Regular exercise is very effective in combating many health problems, both physical and mental, and is as good as medicine for reducing depression. Good examples are walking, jogging, or cycling for at least 30 minutes each day. Read our article on exercise

Proper Diet
A well-balanced vegetarian diet rich in vitamins and nutrients that are low in fat and cholesterol yet high in fiber will lead to a new level of good health and well-being. Depression and anxiety have been found to be lower in vegetarians when compared to non-vegetarians due to the fact that they enjoy better health. Good health can only be sustained by good blood, which comes only from eating vital foods. Read our article on nutrition

Virtually every bodily function is dependent upon water, so 8 to 10 cups of water per day are recommended for the average person. Keeping your body hydrated can chase away that tired, depressed feeling! Water on the outside of the body is just as important and vital for cleaning the skin. Read our article on water

Trust in Divine Power
Becoming acquainted with and learning to trust God enhances physical, emotional, and spiritual healing. Isaiah 26:3 says, “Thou wilt keep him in perfect peace, whose mind is stayed on thee: because he trusteth in thee.” Trust in God brings quality, fulfillment and hope for the future. Read our article on trust

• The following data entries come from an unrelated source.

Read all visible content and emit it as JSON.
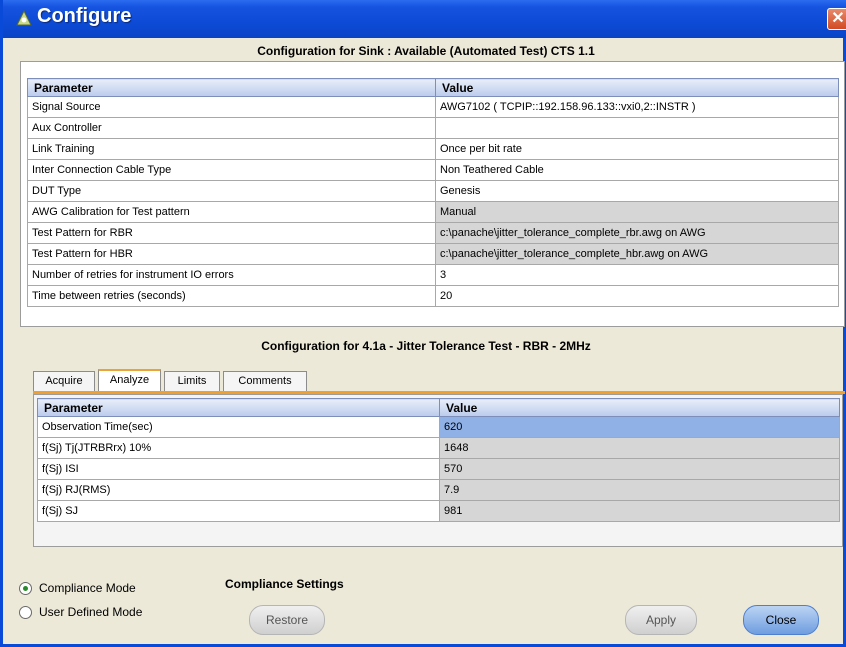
{
  "window": {
    "title": "Configure",
    "close_glyph": "✕"
  },
  "sink_section": {
    "title": "Configuration for Sink : Available (Automated Test) CTS 1.1",
    "columns": [
      "Parameter",
      "Value"
    ],
    "rows": [
      {
        "param": "Signal Source",
        "value": "AWG7102 ( TCPIP::192.158.96.133::vxi0,2::INSTR )"
      },
      {
        "param": "Aux Controller",
        "value": ""
      },
      {
        "param": "Link Training",
        "value": "Once per bit rate"
      },
      {
        "param": "Inter Connection Cable Type",
        "value": "Non Teathered Cable"
      },
      {
        "param": "DUT Type",
        "value": "Genesis"
      },
      {
        "param": "AWG Calibration for Test pattern",
        "value": "Manual"
      },
      {
        "param": "Test Pattern for RBR",
        "value": "c:\\panache\\jitter_tolerance_complete_rbr.awg on AWG"
      },
      {
        "param": "Test Pattern for HBR",
        "value": "c:\\panache\\jitter_tolerance_complete_hbr.awg on AWG"
      },
      {
        "param": "Number of retries for instrument IO errors",
        "value": "3"
      },
      {
        "param": "Time between retries (seconds)",
        "value": "20"
      }
    ]
  },
  "test_section": {
    "title": "Configuration for 4.1a - Jitter Tolerance Test - RBR - 2MHz",
    "tabs": [
      "Acquire",
      "Analyze",
      "Limits",
      "Comments"
    ],
    "active_tab": "Analyze",
    "columns": [
      "Parameter",
      "Value"
    ],
    "rows": [
      {
        "param": "Observation Time(sec)",
        "value": "620"
      },
      {
        "param": "f(Sj) Tj(JTRBRrx) 10%",
        "value": "1648"
      },
      {
        "param": "f(Sj) ISI",
        "value": "570"
      },
      {
        "param": "f(Sj) RJ(RMS)",
        "value": "7.9"
      },
      {
        "param": "f(Sj) SJ",
        "value": "981"
      }
    ]
  },
  "mode": {
    "options": [
      "Compliance Mode",
      "User Defined Mode"
    ],
    "selected": "Compliance Mode"
  },
  "compliance_settings": {
    "label": "Compliance Settings",
    "restore_label": "Restore"
  },
  "footer": {
    "apply_label": "Apply",
    "close_label": "Close"
  },
  "colors": {
    "titlebar": "#0d4bd6",
    "selected_row": "#8fb1e6",
    "tab_accent": "#f0a030",
    "header": "#bccbec"
  }
}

Remember, ”A merry heart doeth good like a medicine: but a broken spirit drieth the bones” (Proverbs 17:22).